Too Old To Wait Tables At Ruby Tuesday?
Ruby Tuesday has decided against fighting its age discrimination suit in court and will take a settlement. The Equal Employment Opportunity Commission (EEOC) brought the age discrimination case against the restaurant after complaints arose around six of its chains. While Ruby Tuesday is not admitting guilt or that there actually was age based discrimination, it is agreeing to pay $575,000. Additionally, Ruby Tuesday will be taking steps to prevent future age discrimination. One of the steps Ruby Tuesday will be taking is to not only keep applications and records according to Age Discrimination in Employment Act (ADEA) and EEOC requirements, but to perform random audits at the six chains to ensure compliance, as well.
Age Discrimination in Employment Act

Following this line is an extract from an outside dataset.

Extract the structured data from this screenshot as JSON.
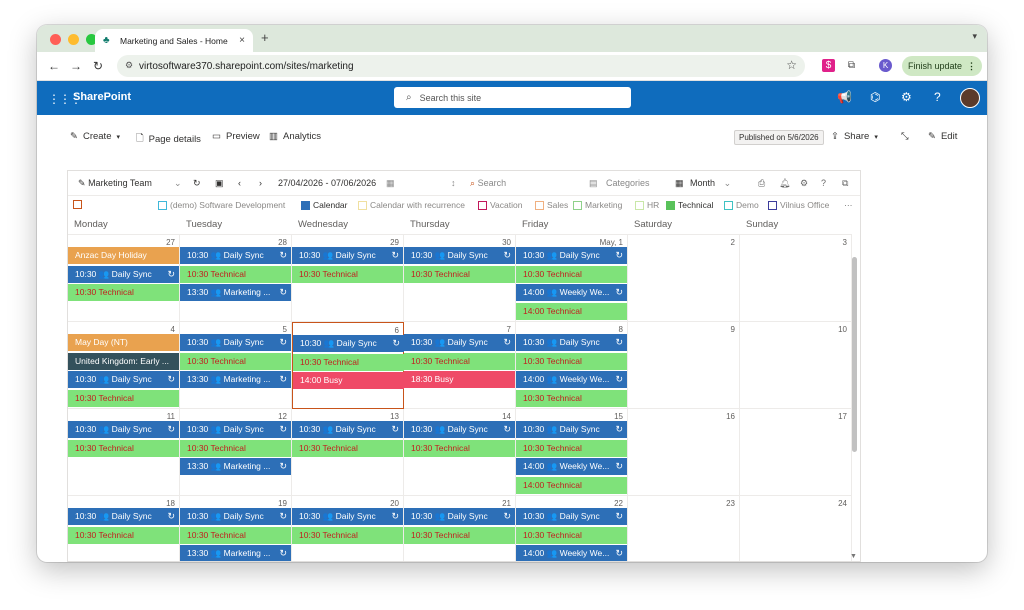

The Age Discrimination in Employment Act is a federal law that protects individuals who are 40 years old or older. It is an interesting law because it does not protect those under 40 and there is no reverse discrimination, meaning employers can have and show preferences for those who are over 40 without violating the law. That does not, however, mean that employers who are over 40 are free to discriminate against others who are over 40. For example, even though an employer may only hire those over 40, the employer can still face complaints if the employer discriminates between two employees who are both 42 or between an employee who is 50 and one who is 60. The law applies during all phases of employment from hiring to firing.

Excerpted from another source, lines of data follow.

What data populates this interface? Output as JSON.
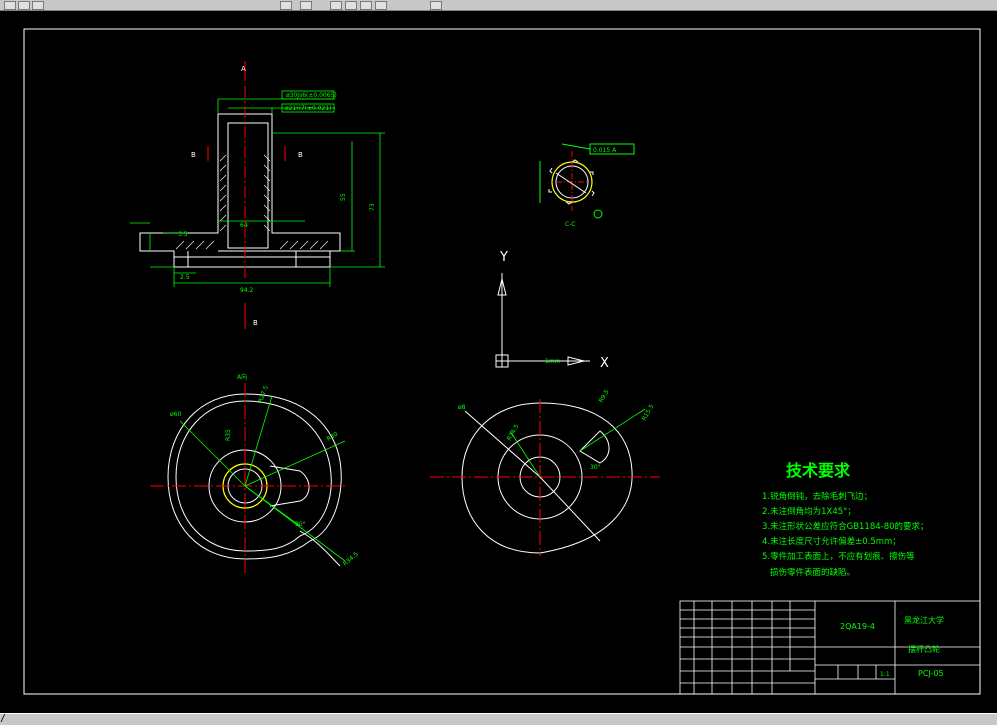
{
  "toolbar": {
    "buttons": [
      "btn",
      "btn",
      "btn",
      "btn",
      "btn",
      "btn",
      "btn",
      "btn",
      "btn",
      "btn"
    ]
  },
  "status": {
    "prompt": "/"
  },
  "drawing": {
    "tech_title": "技术要求",
    "tech_lines": [
      "1.锐角倒钝，去除毛刺飞边；",
      "2.未注倒角均为1X45°；",
      "3.未注形状公差应符合GB1184-80的要求；",
      "4.未注长度尺寸允许偏差±0.5mm；",
      "5.零件加工表面上，不应有划痕、擦伤等",
      "损伤零件表面的缺陷。"
    ],
    "ucs": {
      "x": "X",
      "y": "Y"
    },
    "section_labels": {
      "a": "A",
      "b": "B",
      "c": "C-C",
      "view_a": "A向"
    },
    "title_block": {
      "part_no": "2QA19-4",
      "school": "黑龙江大学",
      "part_name": "摆杆凸轮",
      "drawing_no": "PCJ-05",
      "scale": "1:1"
    }
  }
}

Some states have extended age discrimination protection beyond federal levels with state laws that include those under 40. However, Washington is not one of those states. The Washington State Law Against Discrimination provides similar protections to the ADEA against age discrimination in employment and the law specifically address the 40 year age minimum.
There are some exceptions to the law which allow employers to hire those best suited for a position even if it leads to the appearance of age discrimination. If an employer can prove that there are legitimate reasons for setting an age range which would exclude those over 40, then it could be a defense. For instance, if the job position legitimately required considerable physical labor or had a similar requirement that would lead to the hiring of significantly fewer people over 40, then a person over 40 may file a complaint for discrimination. But that person would likely fail to prove that the discrimination was based on age and not another bona fide reason, such as an inability to perform necessary labor. Hiring practices that do not take age into consideration, beyond making sure the person is old enough to be employed, clear job descriptions, and good record keeping protect against potential discrimination, can provide a defense, and could have prevented Ruby Tuesday’s predicament.